SEO & Content Marketing

The fallout and lessons of the August 1st Google update

By 15. August 2018 May 14th, 2019 No Comments

While it is the case that Google updates its search algorithms four to five times every year with little to no information offered to the public, occasionally they deign to let us all know that a major change or update has occurred. One such occasion took place at the start of August this year, and it’s something you’ll probably want to know about if you’re in the field of SEO copywriting.

If you are not familiar with how these update announcements normally go, here is a brief synopsis. The standard procedure sees the release of a clipped and cryptic message from Google describing the update. Hereafter, SEO experts go to work in a Sherlock Holmes-like manner, sifting through the detritus to try and ascertain what the update was about. In this instance, Google announced that they had instigated a broad core algorithm update. In layman’s terms: a very major update indeed.

What has Google changed?

Well, the answer to that question is still somewhat speculative as major alterations like the one seen this August can have far-reaching consequences that are not always immediately apparent. However, initial assessments indicate that the changes relate mainly to a new way of ranking pages based on already established Google criteria known as EAT: Expertise, Authoritativeness and Trustworthiness. It is used by Google as a metric to assess all pages, but the update seems to have disproportionately affected health-related web pages – in particular, medical and nutrition websites and articles. This has already prompted many to label the changes as the ‘Medic Update’.

What you should change

In the wake of any major Google update, there is always a scramble among those affected, or those who feel like they may be in the firing line, to find new strategies and tactics to protect their ranking. However, the message that is coming ever-increasingly from both Google and the SEO experts is frustratingly simple: just write great content. Some may scoff and say ‘Of course Google would say that, but what are the real tricks to gaming the system?’. However, the simple truth is that the Blackhat techniques that were once used in place of a good writing team have increasingly become a ‘shortcut’ that takes twice as long as the normal road. One has to bear in mind that Google’s essential raison d’etre is to sort the bad content from the good. To try and gain ranking without the latter is to set yourself against the vested interest of the most powerful and technologically advanced company on the planet. Your funeral, my friend!

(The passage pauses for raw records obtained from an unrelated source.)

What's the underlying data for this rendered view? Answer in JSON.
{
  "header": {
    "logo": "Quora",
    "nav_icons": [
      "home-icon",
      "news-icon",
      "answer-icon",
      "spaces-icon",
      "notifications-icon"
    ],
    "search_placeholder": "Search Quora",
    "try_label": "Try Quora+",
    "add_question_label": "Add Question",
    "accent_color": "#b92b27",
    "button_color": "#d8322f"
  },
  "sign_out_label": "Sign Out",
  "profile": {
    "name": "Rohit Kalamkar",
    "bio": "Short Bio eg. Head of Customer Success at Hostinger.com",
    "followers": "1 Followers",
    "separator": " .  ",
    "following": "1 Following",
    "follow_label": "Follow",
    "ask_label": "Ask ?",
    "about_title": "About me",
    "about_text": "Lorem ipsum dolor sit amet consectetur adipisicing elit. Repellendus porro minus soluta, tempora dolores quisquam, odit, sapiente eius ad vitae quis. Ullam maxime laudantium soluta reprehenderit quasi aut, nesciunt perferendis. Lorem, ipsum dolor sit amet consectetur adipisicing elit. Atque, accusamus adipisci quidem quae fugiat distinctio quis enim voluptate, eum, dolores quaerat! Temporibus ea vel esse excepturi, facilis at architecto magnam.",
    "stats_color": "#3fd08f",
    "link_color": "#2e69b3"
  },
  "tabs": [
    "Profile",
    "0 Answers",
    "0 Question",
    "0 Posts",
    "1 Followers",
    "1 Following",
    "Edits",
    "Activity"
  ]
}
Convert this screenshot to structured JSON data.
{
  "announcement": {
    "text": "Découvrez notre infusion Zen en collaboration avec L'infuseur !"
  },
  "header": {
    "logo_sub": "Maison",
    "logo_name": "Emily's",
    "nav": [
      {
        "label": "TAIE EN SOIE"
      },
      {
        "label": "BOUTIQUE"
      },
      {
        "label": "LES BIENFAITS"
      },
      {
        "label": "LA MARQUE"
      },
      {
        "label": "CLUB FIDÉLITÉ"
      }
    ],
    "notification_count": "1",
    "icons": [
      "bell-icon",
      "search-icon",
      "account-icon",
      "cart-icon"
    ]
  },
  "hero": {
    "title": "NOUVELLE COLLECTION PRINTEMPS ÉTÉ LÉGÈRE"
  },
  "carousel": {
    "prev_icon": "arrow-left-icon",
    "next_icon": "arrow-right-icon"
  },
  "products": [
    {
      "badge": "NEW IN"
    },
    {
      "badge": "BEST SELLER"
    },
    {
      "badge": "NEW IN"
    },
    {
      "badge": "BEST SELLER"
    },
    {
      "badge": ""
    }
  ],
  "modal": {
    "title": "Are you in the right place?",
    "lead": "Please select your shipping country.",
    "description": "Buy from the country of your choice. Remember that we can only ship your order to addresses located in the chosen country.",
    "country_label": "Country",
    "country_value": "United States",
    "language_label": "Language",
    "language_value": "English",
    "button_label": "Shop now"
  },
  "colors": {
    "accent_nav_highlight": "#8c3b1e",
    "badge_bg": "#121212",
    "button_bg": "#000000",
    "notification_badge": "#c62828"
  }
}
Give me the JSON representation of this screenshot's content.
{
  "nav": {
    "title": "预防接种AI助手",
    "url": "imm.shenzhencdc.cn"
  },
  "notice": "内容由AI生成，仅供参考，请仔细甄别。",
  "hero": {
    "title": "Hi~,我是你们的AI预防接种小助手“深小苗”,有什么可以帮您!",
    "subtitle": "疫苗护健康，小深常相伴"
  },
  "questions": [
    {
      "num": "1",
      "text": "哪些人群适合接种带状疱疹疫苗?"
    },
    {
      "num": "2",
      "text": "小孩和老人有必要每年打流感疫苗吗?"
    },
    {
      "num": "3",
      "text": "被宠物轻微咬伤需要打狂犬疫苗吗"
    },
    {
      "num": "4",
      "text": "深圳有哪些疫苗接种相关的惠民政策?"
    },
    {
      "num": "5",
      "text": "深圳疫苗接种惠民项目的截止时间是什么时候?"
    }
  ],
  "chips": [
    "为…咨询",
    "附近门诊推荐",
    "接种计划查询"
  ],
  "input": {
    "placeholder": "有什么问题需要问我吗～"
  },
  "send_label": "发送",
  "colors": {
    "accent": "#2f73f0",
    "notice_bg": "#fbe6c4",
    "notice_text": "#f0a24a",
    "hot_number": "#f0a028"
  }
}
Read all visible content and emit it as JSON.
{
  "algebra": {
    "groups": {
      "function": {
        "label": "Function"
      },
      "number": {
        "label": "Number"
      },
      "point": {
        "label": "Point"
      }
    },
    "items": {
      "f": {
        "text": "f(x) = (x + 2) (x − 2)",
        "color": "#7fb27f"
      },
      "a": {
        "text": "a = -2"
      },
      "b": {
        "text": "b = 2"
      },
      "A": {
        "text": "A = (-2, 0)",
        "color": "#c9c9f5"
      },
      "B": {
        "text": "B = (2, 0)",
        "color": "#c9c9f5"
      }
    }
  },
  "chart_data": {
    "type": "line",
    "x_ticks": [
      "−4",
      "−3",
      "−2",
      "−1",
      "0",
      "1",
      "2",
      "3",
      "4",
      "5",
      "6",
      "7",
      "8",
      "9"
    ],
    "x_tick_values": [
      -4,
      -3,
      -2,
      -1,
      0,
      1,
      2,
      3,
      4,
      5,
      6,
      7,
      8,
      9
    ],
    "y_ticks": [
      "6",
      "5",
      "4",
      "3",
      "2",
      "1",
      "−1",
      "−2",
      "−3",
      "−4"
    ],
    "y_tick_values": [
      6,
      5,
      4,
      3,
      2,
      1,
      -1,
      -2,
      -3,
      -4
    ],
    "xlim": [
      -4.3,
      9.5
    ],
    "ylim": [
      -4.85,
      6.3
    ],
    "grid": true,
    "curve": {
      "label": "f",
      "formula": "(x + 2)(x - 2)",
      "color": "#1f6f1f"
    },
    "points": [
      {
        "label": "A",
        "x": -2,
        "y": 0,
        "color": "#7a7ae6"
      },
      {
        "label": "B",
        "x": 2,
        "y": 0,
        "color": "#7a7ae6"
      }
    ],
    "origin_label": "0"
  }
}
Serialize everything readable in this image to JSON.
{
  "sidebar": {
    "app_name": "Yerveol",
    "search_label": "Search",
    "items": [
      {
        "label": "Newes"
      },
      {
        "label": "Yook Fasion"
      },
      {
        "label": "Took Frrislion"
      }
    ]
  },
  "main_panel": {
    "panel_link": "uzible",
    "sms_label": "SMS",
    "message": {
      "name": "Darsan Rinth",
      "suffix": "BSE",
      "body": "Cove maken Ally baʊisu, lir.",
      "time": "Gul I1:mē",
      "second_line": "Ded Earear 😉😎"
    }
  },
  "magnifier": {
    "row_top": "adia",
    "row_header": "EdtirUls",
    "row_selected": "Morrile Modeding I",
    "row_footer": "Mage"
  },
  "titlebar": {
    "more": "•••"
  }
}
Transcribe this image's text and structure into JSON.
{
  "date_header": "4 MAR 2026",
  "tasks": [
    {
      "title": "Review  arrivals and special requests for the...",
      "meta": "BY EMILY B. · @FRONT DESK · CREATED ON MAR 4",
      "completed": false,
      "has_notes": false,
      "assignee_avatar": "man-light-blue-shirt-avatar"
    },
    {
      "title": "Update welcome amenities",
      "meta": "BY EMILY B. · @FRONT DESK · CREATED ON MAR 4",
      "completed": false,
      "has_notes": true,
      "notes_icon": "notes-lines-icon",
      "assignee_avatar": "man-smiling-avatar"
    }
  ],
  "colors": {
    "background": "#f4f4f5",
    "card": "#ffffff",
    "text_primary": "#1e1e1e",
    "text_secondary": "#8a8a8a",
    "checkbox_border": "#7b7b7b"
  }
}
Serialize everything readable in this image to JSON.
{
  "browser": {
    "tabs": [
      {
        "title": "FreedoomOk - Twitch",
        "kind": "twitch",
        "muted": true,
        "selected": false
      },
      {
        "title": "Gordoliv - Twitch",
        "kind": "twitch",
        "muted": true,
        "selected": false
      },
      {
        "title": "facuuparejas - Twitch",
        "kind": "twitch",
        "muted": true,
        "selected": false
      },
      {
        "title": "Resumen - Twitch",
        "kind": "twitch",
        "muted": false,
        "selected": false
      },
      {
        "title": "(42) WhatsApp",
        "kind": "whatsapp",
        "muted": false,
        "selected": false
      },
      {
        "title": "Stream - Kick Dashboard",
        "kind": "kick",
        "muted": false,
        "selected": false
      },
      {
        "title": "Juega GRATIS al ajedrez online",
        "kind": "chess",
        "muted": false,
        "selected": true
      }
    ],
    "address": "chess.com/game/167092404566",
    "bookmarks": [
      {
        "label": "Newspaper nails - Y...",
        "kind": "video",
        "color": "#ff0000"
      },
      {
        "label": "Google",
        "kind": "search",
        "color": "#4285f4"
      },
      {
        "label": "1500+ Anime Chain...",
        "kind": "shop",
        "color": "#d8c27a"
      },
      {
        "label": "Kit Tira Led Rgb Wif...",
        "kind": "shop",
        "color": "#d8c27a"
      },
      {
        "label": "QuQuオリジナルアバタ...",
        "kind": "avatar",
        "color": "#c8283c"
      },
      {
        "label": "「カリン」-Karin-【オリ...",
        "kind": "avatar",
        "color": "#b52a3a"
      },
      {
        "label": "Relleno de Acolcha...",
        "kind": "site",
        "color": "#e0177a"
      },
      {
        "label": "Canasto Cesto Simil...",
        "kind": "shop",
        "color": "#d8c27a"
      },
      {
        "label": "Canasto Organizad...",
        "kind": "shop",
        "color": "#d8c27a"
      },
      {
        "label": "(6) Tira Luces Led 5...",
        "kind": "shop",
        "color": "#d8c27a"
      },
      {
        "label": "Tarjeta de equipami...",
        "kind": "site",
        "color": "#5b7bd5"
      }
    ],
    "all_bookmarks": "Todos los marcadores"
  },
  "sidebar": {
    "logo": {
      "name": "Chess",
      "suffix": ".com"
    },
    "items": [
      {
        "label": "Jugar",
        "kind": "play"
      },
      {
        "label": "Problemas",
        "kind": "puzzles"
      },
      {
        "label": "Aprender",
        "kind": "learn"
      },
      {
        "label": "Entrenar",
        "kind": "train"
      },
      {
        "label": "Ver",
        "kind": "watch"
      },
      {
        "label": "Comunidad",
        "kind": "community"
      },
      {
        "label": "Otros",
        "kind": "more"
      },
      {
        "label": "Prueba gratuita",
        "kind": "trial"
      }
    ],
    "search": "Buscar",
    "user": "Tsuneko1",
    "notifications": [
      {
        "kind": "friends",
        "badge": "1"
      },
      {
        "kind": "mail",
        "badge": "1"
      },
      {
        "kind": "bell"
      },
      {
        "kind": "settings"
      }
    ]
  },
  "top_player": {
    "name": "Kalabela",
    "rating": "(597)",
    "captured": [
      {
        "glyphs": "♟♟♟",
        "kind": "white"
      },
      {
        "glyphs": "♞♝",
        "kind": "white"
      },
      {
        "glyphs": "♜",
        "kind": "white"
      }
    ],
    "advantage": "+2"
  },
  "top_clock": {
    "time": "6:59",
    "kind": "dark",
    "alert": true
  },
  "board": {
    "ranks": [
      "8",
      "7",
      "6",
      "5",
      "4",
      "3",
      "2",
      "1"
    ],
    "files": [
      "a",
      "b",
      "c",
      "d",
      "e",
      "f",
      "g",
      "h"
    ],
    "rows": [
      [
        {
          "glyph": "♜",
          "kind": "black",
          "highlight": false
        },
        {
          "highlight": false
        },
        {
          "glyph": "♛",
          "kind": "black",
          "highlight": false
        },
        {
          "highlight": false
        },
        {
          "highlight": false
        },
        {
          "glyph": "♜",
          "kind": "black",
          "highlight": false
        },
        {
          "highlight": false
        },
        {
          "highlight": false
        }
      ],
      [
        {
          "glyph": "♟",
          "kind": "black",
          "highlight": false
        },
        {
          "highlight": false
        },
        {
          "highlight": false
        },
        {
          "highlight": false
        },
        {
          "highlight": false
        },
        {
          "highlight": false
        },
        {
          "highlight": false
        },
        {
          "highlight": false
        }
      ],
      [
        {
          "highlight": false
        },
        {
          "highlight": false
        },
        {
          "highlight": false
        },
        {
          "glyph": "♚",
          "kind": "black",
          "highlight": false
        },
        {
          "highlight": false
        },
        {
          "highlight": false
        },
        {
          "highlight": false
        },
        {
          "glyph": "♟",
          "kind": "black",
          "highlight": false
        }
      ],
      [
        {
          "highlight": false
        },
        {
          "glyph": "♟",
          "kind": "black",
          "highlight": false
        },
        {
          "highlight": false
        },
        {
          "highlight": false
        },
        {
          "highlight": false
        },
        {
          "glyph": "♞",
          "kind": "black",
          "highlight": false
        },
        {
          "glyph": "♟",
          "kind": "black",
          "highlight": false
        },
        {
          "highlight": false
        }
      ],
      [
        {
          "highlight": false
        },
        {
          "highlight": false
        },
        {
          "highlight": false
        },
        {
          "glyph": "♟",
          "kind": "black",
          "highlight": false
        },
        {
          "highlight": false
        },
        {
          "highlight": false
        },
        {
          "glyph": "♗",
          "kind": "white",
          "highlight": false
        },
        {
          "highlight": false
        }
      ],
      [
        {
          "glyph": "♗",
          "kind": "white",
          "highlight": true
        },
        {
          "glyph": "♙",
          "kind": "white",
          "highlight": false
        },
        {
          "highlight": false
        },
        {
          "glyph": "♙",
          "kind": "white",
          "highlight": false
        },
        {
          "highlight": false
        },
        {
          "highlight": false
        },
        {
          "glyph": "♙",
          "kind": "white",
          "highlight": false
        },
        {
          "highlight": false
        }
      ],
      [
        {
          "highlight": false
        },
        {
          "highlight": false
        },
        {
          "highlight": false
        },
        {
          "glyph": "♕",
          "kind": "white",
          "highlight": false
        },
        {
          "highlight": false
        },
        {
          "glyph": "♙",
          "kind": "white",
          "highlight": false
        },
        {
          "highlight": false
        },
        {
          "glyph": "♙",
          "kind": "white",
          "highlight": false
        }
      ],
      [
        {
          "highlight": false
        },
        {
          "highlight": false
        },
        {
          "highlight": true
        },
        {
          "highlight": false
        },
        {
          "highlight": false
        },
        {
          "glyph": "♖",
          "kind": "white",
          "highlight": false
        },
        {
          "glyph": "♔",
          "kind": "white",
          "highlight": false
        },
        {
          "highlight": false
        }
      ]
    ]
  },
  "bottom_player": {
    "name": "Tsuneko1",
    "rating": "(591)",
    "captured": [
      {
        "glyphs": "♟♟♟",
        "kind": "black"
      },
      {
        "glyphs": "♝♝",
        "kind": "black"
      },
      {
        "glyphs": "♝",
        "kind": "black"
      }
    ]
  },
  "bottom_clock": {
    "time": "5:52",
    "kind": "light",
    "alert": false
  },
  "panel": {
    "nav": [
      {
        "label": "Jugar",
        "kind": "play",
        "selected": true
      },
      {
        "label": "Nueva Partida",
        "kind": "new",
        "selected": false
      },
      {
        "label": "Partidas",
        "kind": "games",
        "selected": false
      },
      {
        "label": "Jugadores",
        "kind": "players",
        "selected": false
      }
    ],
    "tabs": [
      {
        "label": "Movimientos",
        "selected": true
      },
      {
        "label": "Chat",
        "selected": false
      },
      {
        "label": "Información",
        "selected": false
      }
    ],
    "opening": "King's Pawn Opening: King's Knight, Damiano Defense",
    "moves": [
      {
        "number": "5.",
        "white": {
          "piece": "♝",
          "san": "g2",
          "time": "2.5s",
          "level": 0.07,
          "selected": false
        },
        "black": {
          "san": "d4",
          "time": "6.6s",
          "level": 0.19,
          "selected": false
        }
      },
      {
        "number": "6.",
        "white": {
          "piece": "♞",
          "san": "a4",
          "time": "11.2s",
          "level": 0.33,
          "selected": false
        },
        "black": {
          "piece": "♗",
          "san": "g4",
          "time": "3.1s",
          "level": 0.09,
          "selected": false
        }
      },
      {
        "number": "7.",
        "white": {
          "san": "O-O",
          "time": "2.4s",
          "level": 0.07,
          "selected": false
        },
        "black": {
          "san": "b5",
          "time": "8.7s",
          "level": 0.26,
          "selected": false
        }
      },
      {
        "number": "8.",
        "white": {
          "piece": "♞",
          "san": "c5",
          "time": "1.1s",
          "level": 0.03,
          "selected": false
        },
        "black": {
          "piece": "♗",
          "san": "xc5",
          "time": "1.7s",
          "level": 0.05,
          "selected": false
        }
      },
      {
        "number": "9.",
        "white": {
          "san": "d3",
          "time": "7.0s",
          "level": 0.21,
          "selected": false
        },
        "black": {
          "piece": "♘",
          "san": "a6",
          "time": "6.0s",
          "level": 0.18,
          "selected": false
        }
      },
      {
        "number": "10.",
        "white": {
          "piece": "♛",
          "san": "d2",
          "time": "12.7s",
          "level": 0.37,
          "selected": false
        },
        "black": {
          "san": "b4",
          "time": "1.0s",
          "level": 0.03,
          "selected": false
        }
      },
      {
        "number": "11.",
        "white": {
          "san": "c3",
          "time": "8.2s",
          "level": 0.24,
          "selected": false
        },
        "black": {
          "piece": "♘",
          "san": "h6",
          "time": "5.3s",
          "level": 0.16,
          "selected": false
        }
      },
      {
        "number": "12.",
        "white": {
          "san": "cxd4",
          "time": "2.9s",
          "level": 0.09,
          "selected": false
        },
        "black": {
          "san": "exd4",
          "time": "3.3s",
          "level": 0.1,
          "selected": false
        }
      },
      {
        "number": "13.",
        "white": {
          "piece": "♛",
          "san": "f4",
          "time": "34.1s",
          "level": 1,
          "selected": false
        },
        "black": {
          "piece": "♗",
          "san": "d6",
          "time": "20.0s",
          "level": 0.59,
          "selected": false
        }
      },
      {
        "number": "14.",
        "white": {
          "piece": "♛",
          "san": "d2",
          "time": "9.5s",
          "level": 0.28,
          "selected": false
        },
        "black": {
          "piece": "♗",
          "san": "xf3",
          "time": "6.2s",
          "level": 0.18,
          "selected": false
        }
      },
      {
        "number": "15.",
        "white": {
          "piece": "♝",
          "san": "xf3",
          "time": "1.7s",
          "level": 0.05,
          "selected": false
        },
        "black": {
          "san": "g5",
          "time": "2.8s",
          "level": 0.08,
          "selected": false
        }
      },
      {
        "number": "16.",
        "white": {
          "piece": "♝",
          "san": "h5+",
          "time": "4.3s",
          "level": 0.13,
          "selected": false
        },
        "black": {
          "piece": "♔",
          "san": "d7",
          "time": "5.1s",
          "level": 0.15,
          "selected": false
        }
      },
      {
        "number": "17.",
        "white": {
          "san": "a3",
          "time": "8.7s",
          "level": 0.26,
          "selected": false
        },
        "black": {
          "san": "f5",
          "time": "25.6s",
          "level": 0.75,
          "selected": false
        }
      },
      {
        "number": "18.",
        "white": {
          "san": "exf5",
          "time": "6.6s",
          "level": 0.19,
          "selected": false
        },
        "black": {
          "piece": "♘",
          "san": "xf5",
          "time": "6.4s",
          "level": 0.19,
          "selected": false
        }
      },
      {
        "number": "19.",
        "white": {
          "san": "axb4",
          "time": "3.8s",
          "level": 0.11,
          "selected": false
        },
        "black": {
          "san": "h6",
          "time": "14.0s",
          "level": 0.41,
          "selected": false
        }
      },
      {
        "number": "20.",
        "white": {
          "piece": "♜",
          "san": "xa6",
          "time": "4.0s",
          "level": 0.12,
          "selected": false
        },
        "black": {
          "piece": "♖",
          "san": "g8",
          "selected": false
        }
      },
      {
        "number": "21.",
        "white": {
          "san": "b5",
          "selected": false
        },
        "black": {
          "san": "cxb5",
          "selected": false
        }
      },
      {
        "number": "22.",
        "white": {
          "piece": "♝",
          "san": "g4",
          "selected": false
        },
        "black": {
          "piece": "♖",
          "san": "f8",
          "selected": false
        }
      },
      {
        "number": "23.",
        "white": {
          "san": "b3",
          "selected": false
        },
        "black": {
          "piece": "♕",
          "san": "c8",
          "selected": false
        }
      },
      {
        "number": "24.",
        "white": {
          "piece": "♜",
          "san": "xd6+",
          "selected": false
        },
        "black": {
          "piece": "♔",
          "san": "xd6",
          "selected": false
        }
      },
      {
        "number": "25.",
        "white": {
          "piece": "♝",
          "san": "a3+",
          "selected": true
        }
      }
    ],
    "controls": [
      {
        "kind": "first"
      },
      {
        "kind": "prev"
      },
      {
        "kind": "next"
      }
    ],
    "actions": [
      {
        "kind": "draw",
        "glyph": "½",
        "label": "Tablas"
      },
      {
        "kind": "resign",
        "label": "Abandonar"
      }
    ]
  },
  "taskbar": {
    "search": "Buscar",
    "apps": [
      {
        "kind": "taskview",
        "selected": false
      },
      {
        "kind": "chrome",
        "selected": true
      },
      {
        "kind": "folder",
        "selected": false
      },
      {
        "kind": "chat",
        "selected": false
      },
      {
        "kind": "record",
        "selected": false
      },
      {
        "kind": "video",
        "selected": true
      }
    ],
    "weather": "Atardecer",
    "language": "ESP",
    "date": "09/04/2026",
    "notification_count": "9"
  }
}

Have you seen a decrease in your ranking and traffic as a consequence of the update? One thing to bear in mind is that it may not necessarily be a fault with your content. Google has stated that many placement changes are due to the update benefitting ‘pages that were previously under-rewarded’. However, one thing that does seem to be emerging from assessments of the EAT criteria is the need to have expert writers contributing content. Whether that means you need to develop an in- house team of writers or outsource your expert content creation to an SEO copywriting company (like greatcontent), you’ll want to ensure that your website makes it clear that this is authoritative content. One thing that has been noted on medical and nutrition web pages that took a hit in the wake of the update is the absence of suitable credentials when it came to the author or, when the author did possess respectable credentials, a failure to display said credentials in a searchable way.

In conclusion…

The latest core update seems to be yet another step in the march towards a day when there will be little point in worrying about how to showcase or superficially polish existing content in a way that ‘looks’ good to Google. Ultimately, ‘truth (and good content) will out!’.

But you can already start investing in great content today. Contact us for more info and we will make you and Google happy!

Text: Brendan Hickey
Image: searchengineland.com

Leave a Reply

Request a Quote

Giuseppe Colucci

Giuseppe Colucci

Chief Sales Officer

At greatcontent we want to understand your requirements as detailed as possible so that we can provide you with a tailored solution. Therefore, please consider the following questions in order to describe your project requirements to us:

  • Who is my target audience?
  • What type of content do I need?
  • Which languages / language combinations?
  • How many texts at which length?
  • Do you have deadline requirements?
  • Are there additional requirements such as formats?